■ **Exercise brief**
All the entries that follow are to be returned exactly.

■ **Information shown**
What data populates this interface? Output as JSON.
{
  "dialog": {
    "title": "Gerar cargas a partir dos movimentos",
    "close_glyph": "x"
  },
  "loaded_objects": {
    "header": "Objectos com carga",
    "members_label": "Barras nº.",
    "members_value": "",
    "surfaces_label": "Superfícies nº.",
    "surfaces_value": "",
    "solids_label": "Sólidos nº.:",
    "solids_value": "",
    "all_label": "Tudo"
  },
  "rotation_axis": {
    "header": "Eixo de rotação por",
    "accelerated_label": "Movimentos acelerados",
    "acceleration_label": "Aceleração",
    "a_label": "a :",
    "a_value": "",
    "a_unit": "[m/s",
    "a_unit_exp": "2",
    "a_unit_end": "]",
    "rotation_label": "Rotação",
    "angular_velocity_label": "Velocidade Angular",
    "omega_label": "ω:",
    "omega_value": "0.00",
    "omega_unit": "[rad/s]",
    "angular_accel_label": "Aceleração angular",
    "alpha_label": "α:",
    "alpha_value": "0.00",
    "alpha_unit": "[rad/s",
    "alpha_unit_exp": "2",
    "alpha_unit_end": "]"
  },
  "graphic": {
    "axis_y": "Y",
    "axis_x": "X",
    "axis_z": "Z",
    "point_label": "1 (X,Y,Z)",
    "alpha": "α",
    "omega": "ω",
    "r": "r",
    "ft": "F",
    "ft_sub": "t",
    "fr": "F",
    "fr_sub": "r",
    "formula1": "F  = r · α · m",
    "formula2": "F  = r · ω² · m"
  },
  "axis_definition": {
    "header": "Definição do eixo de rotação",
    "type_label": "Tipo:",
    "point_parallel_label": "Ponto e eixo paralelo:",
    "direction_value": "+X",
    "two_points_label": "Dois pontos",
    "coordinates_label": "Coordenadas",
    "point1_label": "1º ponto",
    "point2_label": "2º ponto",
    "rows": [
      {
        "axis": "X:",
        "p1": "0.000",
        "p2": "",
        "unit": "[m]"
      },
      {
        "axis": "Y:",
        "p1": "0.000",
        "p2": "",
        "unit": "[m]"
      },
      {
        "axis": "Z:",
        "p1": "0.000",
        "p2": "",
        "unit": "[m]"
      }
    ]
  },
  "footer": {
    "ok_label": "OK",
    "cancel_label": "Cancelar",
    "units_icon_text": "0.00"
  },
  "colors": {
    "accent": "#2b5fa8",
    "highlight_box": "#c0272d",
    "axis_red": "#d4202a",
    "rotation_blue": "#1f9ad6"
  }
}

■ **Answer to the problem**
What data populates this interface? Output as JSON.
{
  "dialog": {
    "title": "Gerar cargas a partir dos movimentos",
    "close_glyph": "x"
  },
  "loaded_objects": {
    "header": "Objectos com carga",
    "members_label": "Barras nº.",
    "members_value": "",
    "surfaces_label": "Superfícies nº.",
    "surfaces_value": "",
    "solids_label": "Sólidos nº.:",
    "solids_value": "",
    "all_label": "Tudo"
  },
  "rotation_axis": {
    "header": "Eixo de rotação por",
    "accelerated_label": "Movimentos acelerados",
    "acceleration_label": "Aceleração",
    "a_label": "a :",
    "a_value": "",
    "a_unit": "[m/s",
    "a_unit_exp": "2",
    "a_unit_end": "]",
    "rotation_label": "Rotação",
    "angular_velocity_label": "Velocidade Angular",
    "omega_label": "ω:",
    "omega_value": "0.00",
    "omega_unit": "[rad/s]",
    "angular_accel_label": "Aceleração angular",
    "alpha_label": "α:",
    "alpha_value": "0.00",
    "alpha_unit": "[rad/s",
    "alpha_unit_exp": "2",
    "alpha_unit_end": "]"
  },
  "graphic": {
    "axis_y": "Y",
    "axis_x": "X",
    "axis_z": "Z",
    "point_label": "1 (X,Y,Z)",
    "alpha": "α",
    "omega": "ω",
    "r": "r",
    "ft": "F",
    "ft_sub": "t",
    "fr": "F",
    "fr_sub": "r",
    "formula1": "F  = r · α · m",
    "formula2": "F  = r · ω² · m"
  },
  "axis_definition": {
    "header": "Definição do eixo de rotação",
    "type_label": "Tipo:",
    "point_parallel_label": "Ponto e eixo paralelo:",
    "direction_value": "+X",
    "two_points_label": "Dois pontos",
    "coordinates_label": "Coordenadas",
    "point1_label": "1º ponto",
    "point2_label": "2º ponto",
    "rows": [
      {
        "axis": "X:",
        "p1": "0.000",
        "p2": "",
        "unit": "[m]"
      },
      {
        "axis": "Y:",
        "p1": "0.000",
        "p2": "",
        "unit": "[m]"
      },
      {
        "axis": "Z:",
        "p1": "0.000",
        "p2": "",
        "unit": "[m]"
      }
    ]
  },
  "footer": {
    "ok_label": "OK",
    "cancel_label": "Cancelar",
    "units_icon_text": "0.00"
  },
  "colors": {
    "accent": "#2b5fa8",
    "highlight_box": "#c0272d",
    "axis_red": "#d4202a",
    "rotation_blue": "#1f9ad6"
  }
}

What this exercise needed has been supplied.